Twitter laid off at least 200 of its employees on Saturday night, three people familiar with the matter said, or about 10 percent of the roughly 2,000 who were still working for the company. Elon Musk, who acquired the social media platform in October, has steadily pared back its work force from about 7,500 employees as he has sought to reduce costs.
The layoffs came after a week when the company made it difficult for Twitter employees to communicate with each other. The company’s internal messaging service, Slack, was taken offline, preventing employees from chatting with each other or looking up company data, five current and former employees told The New York Times. On Saturday night, some employees discovered that they were logged out of their corporate email accounts and laptops, three of the people said — the first hint that layoffs had begun.

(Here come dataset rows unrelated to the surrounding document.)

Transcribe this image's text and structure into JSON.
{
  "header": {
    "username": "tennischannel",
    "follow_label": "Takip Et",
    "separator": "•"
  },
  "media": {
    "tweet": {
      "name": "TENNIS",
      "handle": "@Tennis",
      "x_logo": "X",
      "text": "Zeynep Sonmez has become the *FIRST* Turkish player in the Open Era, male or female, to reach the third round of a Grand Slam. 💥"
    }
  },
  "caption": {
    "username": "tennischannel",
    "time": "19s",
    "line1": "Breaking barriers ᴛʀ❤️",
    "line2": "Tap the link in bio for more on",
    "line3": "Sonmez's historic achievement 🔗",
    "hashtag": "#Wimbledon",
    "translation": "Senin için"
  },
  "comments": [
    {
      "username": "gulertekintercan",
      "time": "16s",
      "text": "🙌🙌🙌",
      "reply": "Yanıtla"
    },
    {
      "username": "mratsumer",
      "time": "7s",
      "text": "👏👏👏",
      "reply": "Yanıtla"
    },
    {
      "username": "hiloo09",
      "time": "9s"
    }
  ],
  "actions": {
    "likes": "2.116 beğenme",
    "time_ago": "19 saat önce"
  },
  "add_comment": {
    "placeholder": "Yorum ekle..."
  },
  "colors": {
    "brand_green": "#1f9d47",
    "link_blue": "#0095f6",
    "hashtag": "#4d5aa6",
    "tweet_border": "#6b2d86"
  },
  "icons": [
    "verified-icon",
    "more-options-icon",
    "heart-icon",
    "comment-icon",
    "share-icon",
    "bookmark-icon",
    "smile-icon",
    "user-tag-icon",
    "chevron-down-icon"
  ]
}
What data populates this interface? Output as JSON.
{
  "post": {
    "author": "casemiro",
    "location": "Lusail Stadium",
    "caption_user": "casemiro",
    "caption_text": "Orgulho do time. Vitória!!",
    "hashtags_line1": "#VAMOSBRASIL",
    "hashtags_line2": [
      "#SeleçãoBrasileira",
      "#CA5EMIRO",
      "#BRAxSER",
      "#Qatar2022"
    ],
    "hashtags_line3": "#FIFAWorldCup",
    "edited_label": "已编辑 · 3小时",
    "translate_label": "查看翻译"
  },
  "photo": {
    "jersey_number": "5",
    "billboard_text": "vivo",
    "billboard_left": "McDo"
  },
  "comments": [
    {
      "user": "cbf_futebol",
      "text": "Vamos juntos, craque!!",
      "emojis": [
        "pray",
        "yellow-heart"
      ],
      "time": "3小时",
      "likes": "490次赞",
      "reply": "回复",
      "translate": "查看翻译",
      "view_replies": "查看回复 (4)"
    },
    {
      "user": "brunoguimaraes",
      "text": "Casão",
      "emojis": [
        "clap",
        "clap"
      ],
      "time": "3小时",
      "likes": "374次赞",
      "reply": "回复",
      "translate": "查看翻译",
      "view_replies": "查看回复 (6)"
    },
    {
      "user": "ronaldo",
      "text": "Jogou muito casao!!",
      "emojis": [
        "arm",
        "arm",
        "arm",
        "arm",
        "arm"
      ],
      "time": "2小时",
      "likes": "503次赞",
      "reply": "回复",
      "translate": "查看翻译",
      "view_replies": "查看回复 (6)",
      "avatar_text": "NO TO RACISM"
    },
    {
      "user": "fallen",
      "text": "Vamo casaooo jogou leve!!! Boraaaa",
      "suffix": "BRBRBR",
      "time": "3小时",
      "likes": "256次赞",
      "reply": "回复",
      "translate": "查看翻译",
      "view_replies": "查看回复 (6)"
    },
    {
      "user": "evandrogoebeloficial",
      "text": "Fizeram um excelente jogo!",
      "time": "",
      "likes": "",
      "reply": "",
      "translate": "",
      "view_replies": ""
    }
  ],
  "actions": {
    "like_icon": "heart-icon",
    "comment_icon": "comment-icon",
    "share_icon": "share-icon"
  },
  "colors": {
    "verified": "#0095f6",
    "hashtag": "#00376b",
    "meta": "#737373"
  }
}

By Sunday morning, the scope of the cuts was becoming clear. Some Twitter employees used the platform to post farewell messages, while workers who had kept their jobs scrambled to use encrypted messaging services like Signal to determine who else was left. By Saturday night, the remaining employees had also lost access to a Google chat service associated with their work email accounts, three people said.
The cuts hit product managers, data scientists and engineers who worked on machine learning and site reliability, which helps keep Twitter’s various features online. The monetization infrastructure team, which maintains the services through which Twitter makes money, was reduced to fewer than eight people from 30, a person familiar with the matter said.
Among those affected by the layoffs were several founders of small tech companies that Twitter had acquired over the years, including Esther Crawford, who founded a screen-sharing and video chat app called Squad and recently oversaw Twitter’s effort to charge users for verification check marks, and Haraldur Thorleifsson, the creator of the design studio Ueno, which Twitter purchased in 2021. Several of the founders received higher compensation packages as part of the acquisitions of their companies, which could make it more expensive to lay them off as their stock and bonuses are paid out, three people familiar with the compensation packages said.
Saturday’s round of layoffs was one of the largest since Mr. Musk told employees in an internal meeting in late November that there were no more plans for staff reductions. The cuts followed a mass layoff in early November, when Mr. Musk eliminated about half of Twitter’s work force a week into his ownership of the company. Smaller layoffs and resignations had since reduced Twitter’s staff to around 2,000 employees.